[Dataset items]
"""
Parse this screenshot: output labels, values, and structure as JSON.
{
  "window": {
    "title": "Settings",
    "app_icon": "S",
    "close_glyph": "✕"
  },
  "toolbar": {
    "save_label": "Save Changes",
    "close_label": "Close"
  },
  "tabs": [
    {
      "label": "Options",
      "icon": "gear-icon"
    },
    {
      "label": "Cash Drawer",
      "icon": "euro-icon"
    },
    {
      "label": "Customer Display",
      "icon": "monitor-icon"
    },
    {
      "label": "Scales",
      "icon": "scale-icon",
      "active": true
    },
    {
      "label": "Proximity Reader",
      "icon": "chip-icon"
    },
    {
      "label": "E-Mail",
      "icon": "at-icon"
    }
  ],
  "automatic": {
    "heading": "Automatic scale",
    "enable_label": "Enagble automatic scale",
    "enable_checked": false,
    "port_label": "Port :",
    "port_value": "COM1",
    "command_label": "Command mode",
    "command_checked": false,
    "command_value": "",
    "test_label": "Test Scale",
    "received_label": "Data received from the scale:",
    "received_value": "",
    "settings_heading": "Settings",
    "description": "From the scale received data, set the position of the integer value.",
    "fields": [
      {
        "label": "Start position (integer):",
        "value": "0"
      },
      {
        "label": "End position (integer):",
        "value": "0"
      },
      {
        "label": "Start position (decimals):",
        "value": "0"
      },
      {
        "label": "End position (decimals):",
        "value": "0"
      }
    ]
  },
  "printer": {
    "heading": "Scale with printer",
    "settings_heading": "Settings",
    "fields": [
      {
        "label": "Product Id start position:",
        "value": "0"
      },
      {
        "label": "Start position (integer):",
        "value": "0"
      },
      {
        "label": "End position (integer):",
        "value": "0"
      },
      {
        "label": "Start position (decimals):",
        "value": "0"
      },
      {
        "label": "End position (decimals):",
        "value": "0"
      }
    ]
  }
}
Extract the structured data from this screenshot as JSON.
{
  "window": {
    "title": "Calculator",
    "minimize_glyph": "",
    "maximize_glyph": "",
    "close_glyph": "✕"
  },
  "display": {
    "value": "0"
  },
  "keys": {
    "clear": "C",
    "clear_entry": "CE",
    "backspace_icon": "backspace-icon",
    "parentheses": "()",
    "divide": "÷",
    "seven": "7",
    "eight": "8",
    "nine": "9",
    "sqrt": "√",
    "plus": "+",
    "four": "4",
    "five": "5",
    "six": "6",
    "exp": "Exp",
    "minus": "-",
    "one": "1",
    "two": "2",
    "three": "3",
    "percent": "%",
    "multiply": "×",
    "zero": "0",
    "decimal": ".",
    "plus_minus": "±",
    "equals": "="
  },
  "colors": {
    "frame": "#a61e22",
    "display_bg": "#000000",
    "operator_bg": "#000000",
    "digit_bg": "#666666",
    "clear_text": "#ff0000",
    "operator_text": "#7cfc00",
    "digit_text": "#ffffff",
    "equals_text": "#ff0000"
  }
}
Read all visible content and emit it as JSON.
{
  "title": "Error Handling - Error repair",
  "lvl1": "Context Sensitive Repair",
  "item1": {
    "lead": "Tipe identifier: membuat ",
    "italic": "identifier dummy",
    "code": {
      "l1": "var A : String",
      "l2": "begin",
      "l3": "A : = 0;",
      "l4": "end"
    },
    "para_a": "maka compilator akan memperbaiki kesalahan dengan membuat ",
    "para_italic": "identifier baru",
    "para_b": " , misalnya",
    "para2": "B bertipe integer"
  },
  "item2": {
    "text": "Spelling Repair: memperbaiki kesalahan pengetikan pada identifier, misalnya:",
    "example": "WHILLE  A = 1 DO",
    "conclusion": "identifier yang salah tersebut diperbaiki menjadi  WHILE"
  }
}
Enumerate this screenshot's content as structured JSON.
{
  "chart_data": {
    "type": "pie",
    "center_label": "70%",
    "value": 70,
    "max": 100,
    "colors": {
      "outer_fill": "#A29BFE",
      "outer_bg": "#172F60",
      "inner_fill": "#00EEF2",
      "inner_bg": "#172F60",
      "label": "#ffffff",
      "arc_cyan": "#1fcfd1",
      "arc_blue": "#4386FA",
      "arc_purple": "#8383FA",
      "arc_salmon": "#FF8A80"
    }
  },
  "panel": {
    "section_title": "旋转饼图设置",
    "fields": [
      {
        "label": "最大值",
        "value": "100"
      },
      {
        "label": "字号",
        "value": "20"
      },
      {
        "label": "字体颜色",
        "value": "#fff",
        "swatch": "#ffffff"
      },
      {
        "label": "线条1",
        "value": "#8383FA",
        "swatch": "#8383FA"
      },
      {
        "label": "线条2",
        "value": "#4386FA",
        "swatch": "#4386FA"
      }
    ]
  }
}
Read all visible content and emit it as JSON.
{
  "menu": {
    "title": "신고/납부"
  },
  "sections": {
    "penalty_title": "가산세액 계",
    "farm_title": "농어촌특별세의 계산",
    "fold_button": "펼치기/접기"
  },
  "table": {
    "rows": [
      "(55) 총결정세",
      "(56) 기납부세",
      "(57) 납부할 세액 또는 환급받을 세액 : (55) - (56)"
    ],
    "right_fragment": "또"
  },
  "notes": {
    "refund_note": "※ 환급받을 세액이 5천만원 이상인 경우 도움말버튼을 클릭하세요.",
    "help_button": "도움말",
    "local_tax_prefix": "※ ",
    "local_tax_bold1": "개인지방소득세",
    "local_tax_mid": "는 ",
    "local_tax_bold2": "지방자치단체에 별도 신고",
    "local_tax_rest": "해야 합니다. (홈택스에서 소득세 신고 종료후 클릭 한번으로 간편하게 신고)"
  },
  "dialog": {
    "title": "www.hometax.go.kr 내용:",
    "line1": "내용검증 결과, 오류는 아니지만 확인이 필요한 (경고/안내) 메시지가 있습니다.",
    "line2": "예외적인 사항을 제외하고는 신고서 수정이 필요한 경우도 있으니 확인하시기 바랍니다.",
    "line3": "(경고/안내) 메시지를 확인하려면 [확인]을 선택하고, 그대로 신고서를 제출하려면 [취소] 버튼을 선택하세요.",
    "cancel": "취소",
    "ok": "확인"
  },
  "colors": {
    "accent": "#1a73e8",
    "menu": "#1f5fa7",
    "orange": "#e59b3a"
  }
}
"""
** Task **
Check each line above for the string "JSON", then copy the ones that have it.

** Exercise response **
Parse this screenshot: output labels, values, and structure as JSON.
Extract the structured data from this screenshot as JSON.
Read all visible content and emit it as JSON.
Enumerate this screenshot's content as structured JSON.
Read all visible content and emit it as JSON.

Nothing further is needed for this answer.